Tuesday, September 22, 2009

Ready for some football

Today is my dad’s 80th birthday. Seven hundred miles separate us, so we won’t be celebrating together. But today, my thoughts are with him, and I’m thinking about…football.
It’s almost impossible to talk about my dad without talking about football.
He played in high school and for the Air Force. The football stadium in my hometown is named after him. When it was dedicated several years ago, our family snuck in one afternoon to take photos of him underneath his name which had been painted in bold black and red letters.
My dad didn’t think he deserved the honor. The school and the town did. His family did. He had been a middle school guidance counselor, teacher and coach for decades. He was known by generations of families simply as Coach. He coached many sports including girls’ basketball, but he loved football most of all.
He believed in football. He lived football. He thought football – coached the right way - taught valuable lessons about hard work and team dynamics. He was proud when he got to coach both of my brothers.
He worked every weekend during the high school football season, and when that season was over, followed teams on TV. Sunday afternoon football games on TV were the music of my childhood.
My dad followed football at all levels - high school, college and the pros - even when he retired from coaching. He knew – and still knows - every player from his home state who went on to college fame and those who went further, to the pros. After he transitioned from coaching to the athletic director position at his school, he still lived for football, offering his experience whenever it was requested. After he retired, he still lived for football, teaching coaching classes at a community college.
In retirement, it was the football he missed the most. He still attended high school games in his hometown, but he had to sit in the stadium beneath his name instead of standing on the sideline, closer to the action.
When my brother became a football coach in a small town about an hour from my parents’, a new football ritual was started; a priceless gift for my dad. For several years, my parents have traveled every Friday night to cheer on their new adopted team. After each game, my dad, not my brother, calls to give me a report.
My brother has started a new season with a young team – all his starters were seniors last year, my dad reports. “It’s going to be tough, a building season,” he tells me. “But they look pretty good.”
So do you, Dad. So do you.

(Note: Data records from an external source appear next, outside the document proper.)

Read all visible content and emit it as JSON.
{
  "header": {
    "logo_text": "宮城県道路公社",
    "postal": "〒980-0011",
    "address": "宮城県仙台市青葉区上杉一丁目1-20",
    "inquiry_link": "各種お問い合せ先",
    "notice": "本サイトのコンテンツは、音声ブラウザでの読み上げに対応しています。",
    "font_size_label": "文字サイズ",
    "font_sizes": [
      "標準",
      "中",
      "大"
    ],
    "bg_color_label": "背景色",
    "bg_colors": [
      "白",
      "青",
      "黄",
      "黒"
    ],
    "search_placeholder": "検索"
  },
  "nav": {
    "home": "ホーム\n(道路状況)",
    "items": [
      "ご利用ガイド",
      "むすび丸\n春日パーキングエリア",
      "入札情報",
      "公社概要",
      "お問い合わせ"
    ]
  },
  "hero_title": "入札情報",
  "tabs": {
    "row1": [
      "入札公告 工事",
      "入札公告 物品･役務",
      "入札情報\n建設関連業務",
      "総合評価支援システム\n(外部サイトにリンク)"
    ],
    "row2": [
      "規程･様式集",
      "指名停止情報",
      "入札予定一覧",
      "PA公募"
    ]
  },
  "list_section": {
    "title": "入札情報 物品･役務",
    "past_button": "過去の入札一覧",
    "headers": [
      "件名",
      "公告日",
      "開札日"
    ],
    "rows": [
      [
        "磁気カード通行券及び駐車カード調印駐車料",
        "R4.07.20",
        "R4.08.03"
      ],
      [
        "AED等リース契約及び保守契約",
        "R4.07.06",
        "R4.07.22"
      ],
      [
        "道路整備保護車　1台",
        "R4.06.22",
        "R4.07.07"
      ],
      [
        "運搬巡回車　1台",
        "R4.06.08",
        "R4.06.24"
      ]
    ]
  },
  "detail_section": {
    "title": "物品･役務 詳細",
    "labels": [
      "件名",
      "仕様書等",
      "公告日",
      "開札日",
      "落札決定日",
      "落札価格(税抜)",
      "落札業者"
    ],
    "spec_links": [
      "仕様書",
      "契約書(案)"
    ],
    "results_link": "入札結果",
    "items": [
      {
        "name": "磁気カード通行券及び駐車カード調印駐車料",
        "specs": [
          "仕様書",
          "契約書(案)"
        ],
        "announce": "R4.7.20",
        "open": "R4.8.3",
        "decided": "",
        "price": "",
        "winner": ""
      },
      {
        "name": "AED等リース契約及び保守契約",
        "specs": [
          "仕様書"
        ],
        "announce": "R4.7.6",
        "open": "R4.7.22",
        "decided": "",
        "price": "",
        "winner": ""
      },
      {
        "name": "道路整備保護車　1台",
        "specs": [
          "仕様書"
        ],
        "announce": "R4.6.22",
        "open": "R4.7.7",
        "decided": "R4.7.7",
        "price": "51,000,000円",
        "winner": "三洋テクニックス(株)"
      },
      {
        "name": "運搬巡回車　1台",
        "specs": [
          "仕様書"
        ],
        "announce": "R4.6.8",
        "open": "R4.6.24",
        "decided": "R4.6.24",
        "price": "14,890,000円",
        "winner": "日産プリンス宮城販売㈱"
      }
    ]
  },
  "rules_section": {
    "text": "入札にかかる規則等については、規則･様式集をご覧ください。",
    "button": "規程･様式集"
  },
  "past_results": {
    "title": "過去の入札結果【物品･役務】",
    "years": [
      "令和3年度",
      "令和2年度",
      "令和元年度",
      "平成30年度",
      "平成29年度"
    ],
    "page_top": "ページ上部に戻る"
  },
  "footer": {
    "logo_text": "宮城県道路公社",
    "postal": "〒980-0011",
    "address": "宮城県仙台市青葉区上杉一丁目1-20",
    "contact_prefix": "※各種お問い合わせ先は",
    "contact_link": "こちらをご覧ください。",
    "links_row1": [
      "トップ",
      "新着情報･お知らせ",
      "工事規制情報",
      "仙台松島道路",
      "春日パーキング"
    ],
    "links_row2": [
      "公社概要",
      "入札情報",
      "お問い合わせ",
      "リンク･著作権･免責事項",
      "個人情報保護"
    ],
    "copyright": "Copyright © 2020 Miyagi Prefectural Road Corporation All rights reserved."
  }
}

1 comment:

  1. Very nice piece Deb!, you should be proud of your Dad(and your writing).C.